# What the exercise asks
Copy, from the entries below, each line in which the string "subtitle" appears.

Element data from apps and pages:

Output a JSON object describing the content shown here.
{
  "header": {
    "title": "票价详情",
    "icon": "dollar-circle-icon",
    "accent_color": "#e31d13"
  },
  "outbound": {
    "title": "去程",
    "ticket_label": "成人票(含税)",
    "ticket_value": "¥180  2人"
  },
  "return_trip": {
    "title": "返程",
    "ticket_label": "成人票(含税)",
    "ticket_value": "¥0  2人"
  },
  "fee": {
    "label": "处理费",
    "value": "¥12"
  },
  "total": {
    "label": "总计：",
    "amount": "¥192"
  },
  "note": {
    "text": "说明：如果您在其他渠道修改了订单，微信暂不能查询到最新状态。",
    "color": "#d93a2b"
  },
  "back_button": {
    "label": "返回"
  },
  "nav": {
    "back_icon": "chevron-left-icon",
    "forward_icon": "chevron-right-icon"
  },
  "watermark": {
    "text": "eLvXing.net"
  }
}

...

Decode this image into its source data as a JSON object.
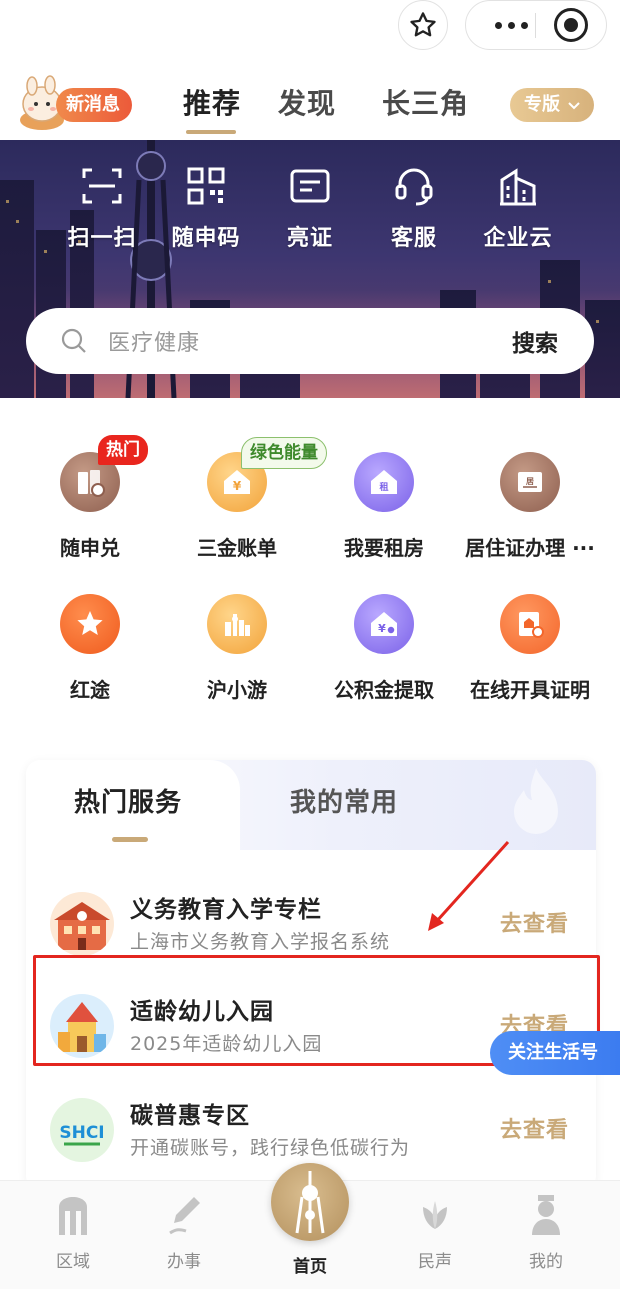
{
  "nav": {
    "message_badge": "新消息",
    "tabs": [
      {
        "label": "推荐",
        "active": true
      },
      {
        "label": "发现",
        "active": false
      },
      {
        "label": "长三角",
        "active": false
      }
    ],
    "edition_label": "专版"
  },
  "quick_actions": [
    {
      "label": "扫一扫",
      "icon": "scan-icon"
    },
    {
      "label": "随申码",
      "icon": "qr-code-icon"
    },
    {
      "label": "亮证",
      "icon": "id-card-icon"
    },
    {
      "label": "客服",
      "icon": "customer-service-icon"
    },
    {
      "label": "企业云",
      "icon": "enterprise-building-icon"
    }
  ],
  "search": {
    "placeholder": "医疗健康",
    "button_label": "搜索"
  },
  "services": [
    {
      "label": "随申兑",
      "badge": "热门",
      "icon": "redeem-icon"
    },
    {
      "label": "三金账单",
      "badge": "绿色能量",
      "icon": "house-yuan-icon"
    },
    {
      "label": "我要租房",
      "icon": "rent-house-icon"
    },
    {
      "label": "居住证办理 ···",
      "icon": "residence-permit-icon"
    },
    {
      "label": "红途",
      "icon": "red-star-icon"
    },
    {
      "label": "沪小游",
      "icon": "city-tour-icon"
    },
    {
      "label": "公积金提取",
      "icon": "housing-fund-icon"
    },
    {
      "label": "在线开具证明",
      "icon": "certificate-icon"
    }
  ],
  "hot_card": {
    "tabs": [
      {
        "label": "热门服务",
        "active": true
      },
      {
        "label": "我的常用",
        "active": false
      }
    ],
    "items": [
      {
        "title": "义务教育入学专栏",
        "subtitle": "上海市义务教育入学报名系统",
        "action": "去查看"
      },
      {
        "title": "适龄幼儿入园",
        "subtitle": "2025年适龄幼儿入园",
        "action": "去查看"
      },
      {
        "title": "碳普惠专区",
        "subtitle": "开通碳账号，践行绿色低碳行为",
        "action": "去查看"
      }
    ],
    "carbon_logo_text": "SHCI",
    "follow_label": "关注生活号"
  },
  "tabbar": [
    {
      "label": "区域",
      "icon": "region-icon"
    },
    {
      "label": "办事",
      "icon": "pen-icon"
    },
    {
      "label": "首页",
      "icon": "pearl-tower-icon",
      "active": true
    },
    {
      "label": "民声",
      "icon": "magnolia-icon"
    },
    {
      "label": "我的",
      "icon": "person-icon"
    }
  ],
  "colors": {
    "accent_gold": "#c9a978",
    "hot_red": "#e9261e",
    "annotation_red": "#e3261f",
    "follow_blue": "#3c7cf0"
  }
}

# Solution for this problem
        "subtitle": "上海市义务教育入学报名系统",
        "subtitle": "2025年适龄幼儿入园",
        "subtitle": "开通碳账号，践行绿色低碳行为",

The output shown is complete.